A: Don't give it another thought. The filler has a positive seal, which it is required to have in order to prevent fuel vapors from escaping and causing air pollution. Frankly, we see more check engine lights triggered by bad gas caps than the capless systems.

Cost of a good deed

Q: You told a writer wondering about the cost of running errands for an elderly neighbor that the IRS standard mileage rate is 57.5 cents per mile. That's correct for business purposes, but the IRS allows only a 14 cents-per-mile deduction when volunteering to drive for a charity.

A: That's right. However, the writer was not asking for tax advice, just a way to calculate the cost of operating a vehicle. When we perform charity work, part of the charity is the costs we absorb.

Oven cleaner to the rescue

Q: I've been in the auto repair business for 45 years. In regards to your answer to traffic paint on wheel wells and fenders, a good tip for your readers would be to use oven cleaner.

A: Good idea. I once draped my rain gear over my motorcycle. It contacted the hot exhaust pipes and melted. A buddy suggested warming the bike and applying oven cleaner. Nothing I had tried before that had worked.

Spring fling

Q: During our Minnesota winters, I see a lot of cars parked with the windshield wipers locked in a position up off the windshields.
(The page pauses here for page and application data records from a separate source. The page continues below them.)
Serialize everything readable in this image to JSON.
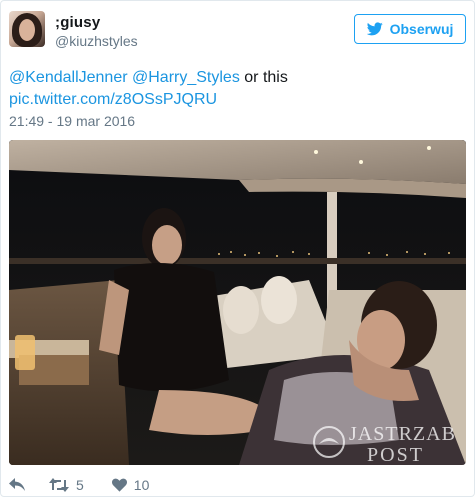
{
  "user": {
    "display_name": ";giusy",
    "screen_name": "@kiuzhstyles"
  },
  "follow_button": {
    "label": "Obserwuj",
    "icon": "twitter-bird-icon"
  },
  "tweet": {
    "mention_1": "@KendallJenner",
    "mention_2": "@Harry_Styles",
    "text_suffix": " or this",
    "link": "pic.twitter.com/z8OSsPJQRU",
    "timestamp": "21:49 - 19 mar 2016"
  },
  "photo": {
    "watermark_line_1": "JASTRZAB",
    "watermark_line_2": "POST"
  },
  "actions": {
    "reply_icon": "reply-icon",
    "retweet_icon": "retweet-icon",
    "retweet_count": "5",
    "like_icon": "heart-icon",
    "like_count": "10"
  },
  "colors": {
    "link": "#1b95e0",
    "follow": "#1da1f2",
    "muted": "#657786"
  }
}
Does this stretch the springs we rely on to hold the wipers against the windshield?

A: It has no real effect on the springs.
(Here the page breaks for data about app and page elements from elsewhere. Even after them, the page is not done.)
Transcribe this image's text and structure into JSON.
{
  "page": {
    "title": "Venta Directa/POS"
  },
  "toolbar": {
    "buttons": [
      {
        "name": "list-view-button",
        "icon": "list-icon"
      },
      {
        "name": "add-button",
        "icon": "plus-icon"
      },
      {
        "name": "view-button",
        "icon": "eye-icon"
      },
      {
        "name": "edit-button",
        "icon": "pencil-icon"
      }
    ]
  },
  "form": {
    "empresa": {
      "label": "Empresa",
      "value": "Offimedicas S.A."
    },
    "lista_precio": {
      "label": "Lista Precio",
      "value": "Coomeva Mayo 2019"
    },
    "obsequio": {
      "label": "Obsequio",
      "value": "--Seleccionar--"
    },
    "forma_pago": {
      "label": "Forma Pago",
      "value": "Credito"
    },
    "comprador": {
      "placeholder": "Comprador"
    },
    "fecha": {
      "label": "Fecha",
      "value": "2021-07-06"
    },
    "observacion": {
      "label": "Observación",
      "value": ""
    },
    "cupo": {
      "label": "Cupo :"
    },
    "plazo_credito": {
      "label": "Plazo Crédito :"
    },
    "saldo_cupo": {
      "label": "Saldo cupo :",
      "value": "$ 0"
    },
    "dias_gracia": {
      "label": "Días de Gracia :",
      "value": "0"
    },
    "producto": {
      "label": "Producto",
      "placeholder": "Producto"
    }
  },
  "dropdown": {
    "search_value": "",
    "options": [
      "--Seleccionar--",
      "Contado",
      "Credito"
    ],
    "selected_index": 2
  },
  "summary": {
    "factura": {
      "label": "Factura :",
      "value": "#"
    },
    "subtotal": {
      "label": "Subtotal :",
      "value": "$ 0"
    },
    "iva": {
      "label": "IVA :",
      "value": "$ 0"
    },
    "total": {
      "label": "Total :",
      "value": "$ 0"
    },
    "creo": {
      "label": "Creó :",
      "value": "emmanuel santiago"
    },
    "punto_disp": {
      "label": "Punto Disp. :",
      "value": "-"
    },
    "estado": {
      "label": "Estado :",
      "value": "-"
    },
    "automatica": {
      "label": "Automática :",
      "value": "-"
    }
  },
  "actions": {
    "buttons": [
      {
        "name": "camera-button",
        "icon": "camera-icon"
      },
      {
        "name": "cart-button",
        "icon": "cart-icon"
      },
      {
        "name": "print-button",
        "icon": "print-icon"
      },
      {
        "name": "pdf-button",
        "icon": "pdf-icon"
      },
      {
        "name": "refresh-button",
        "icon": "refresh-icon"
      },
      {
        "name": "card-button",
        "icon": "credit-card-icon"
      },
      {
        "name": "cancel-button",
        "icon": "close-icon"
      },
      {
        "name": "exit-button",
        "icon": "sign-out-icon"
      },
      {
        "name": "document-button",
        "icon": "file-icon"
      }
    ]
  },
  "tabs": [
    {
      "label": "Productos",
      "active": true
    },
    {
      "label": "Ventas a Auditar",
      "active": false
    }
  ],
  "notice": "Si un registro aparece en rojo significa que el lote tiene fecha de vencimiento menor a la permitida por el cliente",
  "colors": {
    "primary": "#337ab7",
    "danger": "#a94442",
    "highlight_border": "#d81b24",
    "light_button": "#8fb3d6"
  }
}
Hands-on advice

Q: We have a 2016 Mercedes S Class 550. On a long driving trip and my partner is driving, a light showing a pair of red hands appears on the dashboard. When I am driving, it does not happen. It's a warning of some sort, but nothing is mentioned in the manual. Can you help me out?

A: It's a "hold the steering wheel" warning.

One side fits all

Q: I have always rotated tires every 7,000 miles or so. My 2016 Cadillac ATS has directional, run-flat tires. The owner's manual specifically states that "directional tires should not be rotated." I never heard of this. Can you shed some light on this please?

A: Directional tires must remain on the side of the car on which they were originally installed. There are arrows on the sidewalls indicating the direction of wheel rotation.

Bob Weber is a writer, mechanic and ASE-certified Master Automobile Technician. His writing has appeared in automotive trade publications, Consumer Guide and Consumers Digest. Send automotive questions along with name and town to motormouth.tribune@gmail.com.